## THE TASK:
All entries should be copied exactly, none left out.

## Stored items:
/---
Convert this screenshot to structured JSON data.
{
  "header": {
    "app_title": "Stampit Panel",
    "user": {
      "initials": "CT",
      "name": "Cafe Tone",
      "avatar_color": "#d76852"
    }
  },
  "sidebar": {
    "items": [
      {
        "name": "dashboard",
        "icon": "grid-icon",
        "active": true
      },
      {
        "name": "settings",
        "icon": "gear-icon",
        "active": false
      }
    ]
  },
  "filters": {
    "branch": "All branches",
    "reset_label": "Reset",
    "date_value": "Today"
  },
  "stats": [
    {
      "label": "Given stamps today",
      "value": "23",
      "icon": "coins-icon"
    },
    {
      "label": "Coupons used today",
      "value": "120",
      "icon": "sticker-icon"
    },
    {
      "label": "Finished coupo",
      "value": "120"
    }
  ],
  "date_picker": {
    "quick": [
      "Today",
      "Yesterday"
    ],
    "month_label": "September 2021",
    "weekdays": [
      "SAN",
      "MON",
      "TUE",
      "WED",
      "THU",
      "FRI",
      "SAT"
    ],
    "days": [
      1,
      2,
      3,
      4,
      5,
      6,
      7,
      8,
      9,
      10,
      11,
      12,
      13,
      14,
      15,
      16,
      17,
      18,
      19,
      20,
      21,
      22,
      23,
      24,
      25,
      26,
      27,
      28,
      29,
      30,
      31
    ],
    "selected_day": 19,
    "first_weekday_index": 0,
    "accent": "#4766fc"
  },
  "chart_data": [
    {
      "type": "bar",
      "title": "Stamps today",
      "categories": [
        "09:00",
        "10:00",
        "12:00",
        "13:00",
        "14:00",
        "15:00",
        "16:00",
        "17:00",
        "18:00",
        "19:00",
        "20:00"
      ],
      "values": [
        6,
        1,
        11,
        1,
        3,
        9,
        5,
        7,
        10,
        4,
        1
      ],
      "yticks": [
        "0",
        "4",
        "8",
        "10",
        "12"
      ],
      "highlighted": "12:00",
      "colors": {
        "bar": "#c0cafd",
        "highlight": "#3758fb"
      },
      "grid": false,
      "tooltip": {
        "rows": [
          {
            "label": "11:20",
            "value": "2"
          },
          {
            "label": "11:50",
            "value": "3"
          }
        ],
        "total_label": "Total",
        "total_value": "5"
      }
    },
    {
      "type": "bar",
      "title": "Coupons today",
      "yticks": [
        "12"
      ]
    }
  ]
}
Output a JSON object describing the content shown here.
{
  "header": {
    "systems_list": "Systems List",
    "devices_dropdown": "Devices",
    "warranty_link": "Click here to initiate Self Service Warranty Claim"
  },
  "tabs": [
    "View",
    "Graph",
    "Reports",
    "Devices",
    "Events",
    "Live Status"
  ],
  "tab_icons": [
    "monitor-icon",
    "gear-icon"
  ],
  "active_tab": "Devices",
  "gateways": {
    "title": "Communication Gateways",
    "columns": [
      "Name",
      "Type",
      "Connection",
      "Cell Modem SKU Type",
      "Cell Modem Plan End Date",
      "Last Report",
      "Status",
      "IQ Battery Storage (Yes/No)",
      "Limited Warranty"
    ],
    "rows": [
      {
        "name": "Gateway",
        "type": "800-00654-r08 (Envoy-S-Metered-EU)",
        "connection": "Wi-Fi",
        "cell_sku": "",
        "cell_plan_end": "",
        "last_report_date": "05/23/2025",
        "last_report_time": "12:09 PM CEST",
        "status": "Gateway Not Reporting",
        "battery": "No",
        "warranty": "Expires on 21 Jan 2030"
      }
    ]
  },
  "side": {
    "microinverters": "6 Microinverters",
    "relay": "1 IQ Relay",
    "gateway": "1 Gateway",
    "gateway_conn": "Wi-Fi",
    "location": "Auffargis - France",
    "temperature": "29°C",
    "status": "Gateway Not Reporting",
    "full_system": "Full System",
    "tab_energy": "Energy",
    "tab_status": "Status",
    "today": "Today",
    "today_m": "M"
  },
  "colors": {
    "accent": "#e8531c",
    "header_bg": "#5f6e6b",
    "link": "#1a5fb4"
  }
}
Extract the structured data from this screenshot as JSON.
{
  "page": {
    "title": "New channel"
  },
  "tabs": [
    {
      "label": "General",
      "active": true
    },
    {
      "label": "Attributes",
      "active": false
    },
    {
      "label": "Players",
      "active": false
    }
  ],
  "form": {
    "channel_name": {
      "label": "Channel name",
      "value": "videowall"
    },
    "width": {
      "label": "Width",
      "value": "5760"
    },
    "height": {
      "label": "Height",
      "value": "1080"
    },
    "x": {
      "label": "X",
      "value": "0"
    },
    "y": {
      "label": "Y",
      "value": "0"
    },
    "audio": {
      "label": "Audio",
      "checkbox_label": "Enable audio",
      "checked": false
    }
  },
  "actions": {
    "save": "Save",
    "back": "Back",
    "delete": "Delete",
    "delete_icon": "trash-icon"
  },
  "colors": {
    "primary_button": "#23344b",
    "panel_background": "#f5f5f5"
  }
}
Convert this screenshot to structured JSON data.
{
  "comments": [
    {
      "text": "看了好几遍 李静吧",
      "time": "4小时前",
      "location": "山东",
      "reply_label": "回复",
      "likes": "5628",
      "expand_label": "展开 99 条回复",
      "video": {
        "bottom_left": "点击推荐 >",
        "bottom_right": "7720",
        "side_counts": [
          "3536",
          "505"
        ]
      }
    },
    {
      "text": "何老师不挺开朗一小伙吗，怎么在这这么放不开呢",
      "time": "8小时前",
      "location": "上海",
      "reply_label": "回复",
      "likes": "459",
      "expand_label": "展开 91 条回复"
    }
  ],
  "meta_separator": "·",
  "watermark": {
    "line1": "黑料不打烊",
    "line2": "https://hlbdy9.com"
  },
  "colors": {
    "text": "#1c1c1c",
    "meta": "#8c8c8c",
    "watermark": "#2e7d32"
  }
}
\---
## ANSWER TO THE PROBLEM:
Convert this screenshot to structured JSON data.
{
  "header": {
    "app_title": "Stampit Panel",
    "user": {
      "initials": "CT",
      "name": "Cafe Tone",
      "avatar_color": "#d76852"
    }
  },
  "sidebar": {
    "items": [
      {
        "name": "dashboard",
        "icon": "grid-icon",
        "active": true
      },
      {
        "name": "settings",
        "icon": "gear-icon",
        "active": false
      }
    ]
  },
  "filters": {
    "branch": "All branches",
    "reset_label": "Reset",
    "date_value": "Today"
  },
  "stats": [
    {
      "label": "Given stamps today",
      "value": "23",
      "icon": "coins-icon"
    },
    {
      "label": "Coupons used today",
      "value": "120",
      "icon": "sticker-icon"
    },
    {
      "label": "Finished coupo",
      "value": "120"
    }
  ],
  "date_picker": {
    "quick": [
      "Today",
      "Yesterday"
    ],
    "month_label": "September 2021",
    "weekdays": [
      "SAN",
      "MON",
      "TUE",
      "WED",
      "THU",
      "FRI",
      "SAT"
    ],
    "days": [
      1,
      2,
      3,
      4,
      5,
      6,
      7,
      8,
      9,
      10,
      11,
      12,
      13,
      14,
      15,
      16,
      17,
      18,
      19,
      20,
      21,
      22,
      23,
      24,
      25,
      26,
      27,
      28,
      29,
      30,
      31
    ],
    "selected_day": 19,
    "first_weekday_index": 0,
    "accent": "#4766fc"
  },
  "chart_data": [
    {
      "type": "bar",
      "title": "Stamps today",
      "categories": [
        "09:00",
        "10:00",
        "12:00",
        "13:00",
        "14:00",
        "15:00",
        "16:00",
        "17:00",
        "18:00",
        "19:00",
        "20:00"
      ],
      "values": [
        6,
        1,
        11,
        1,
        3,
        9,
        5,
        7,
        10,
        4,
        1
      ],
      "yticks": [
        "0",
        "4",
        "8",
        "10",
        "12"
      ],
      "highlighted": "12:00",
      "colors": {
        "bar": "#c0cafd",
        "highlight": "#3758fb"
      },
      "grid": false,
      "tooltip": {
        "rows": [
          {
            "label": "11:20",
            "value": "2"
          },
          {
            "label": "11:50",
            "value": "3"
          }
        ],
        "total_label": "Total",
        "total_value": "5"
      }
    },
    {
      "type": "bar",
      "title": "Coupons today",
      "yticks": [
        "12"
      ]
    }
  ]
}
Output a JSON object describing the content shown here.
{
  "header": {
    "systems_list": "Systems List",
    "devices_dropdown": "Devices",
    "warranty_link": "Click here to initiate Self Service Warranty Claim"
  },
  "tabs": [
    "View",
    "Graph",
    "Reports",
    "Devices",
    "Events",
    "Live Status"
  ],
  "tab_icons": [
    "monitor-icon",
    "gear-icon"
  ],
  "active_tab": "Devices",
  "gateways": {
    "title": "Communication Gateways",
    "columns": [
      "Name",
      "Type",
      "Connection",
      "Cell Modem SKU Type",
      "Cell Modem Plan End Date",
      "Last Report",
      "Status",
      "IQ Battery Storage (Yes/No)",
      "Limited Warranty"
    ],
    "rows": [
      {
        "name": "Gateway",
        "type": "800-00654-r08 (Envoy-S-Metered-EU)",
        "connection": "Wi-Fi",
        "cell_sku": "",
        "cell_plan_end": "",
        "last_report_date": "05/23/2025",
        "last_report_time": "12:09 PM CEST",
        "status": "Gateway Not Reporting",
        "battery": "No",
        "warranty": "Expires on 21 Jan 2030"
      }
    ]
  },
  "side": {
    "microinverters": "6 Microinverters",
    "relay": "1 IQ Relay",
    "gateway": "1 Gateway",
    "gateway_conn": "Wi-Fi",
    "location": "Auffargis - France",
    "temperature": "29°C",
    "status": "Gateway Not Reporting",
    "full_system": "Full System",
    "tab_energy": "Energy",
    "tab_status": "Status",
    "today": "Today",
    "today_m": "M"
  },
  "colors": {
    "accent": "#e8531c",
    "header_bg": "#5f6e6b",
    "link": "#1a5fb4"
  }
}
Extract the structured data from this screenshot as JSON.
{
  "page": {
    "title": "New channel"
  },
  "tabs": [
    {
      "label": "General",
      "active": true
    },
    {
      "label": "Attributes",
      "active": false
    },
    {
      "label": "Players",
      "active": false
    }
  ],
  "form": {
    "channel_name": {
      "label": "Channel name",
      "value": "videowall"
    },
    "width": {
      "label": "Width",
      "value": "5760"
    },
    "height": {
      "label": "Height",
      "value": "1080"
    },
    "x": {
      "label": "X",
      "value": "0"
    },
    "y": {
      "label": "Y",
      "value": "0"
    },
    "audio": {
      "label": "Audio",
      "checkbox_label": "Enable audio",
      "checked": false
    }
  },
  "actions": {
    "save": "Save",
    "back": "Back",
    "delete": "Delete",
    "delete_icon": "trash-icon"
  },
  "colors": {
    "primary_button": "#23344b",
    "panel_background": "#f5f5f5"
  }
}
Convert this screenshot to structured JSON data.
{
  "comments": [
    {
      "text": "看了好几遍 李静吧",
      "time": "4小时前",
      "location": "山东",
      "reply_label": "回复",
      "likes": "5628",
      "expand_label": "展开 99 条回复",
      "video": {
        "bottom_left": "点击推荐 >",
        "bottom_right": "7720",
        "side_counts": [
          "3536",
          "505"
        ]
      }
    },
    {
      "text": "何老师不挺开朗一小伙吗，怎么在这这么放不开呢",
      "time": "8小时前",
      "location": "上海",
      "reply_label": "回复",
      "likes": "459",
      "expand_label": "展开 91 条回复"
    }
  ],
  "meta_separator": "·",
  "watermark": {
    "line1": "黑料不打烊",
    "line2": "https://hlbdy9.com"
  },
  "colors": {
    "text": "#1c1c1c",
    "meta": "#8c8c8c",
    "watermark": "#2e7d32"
  }
}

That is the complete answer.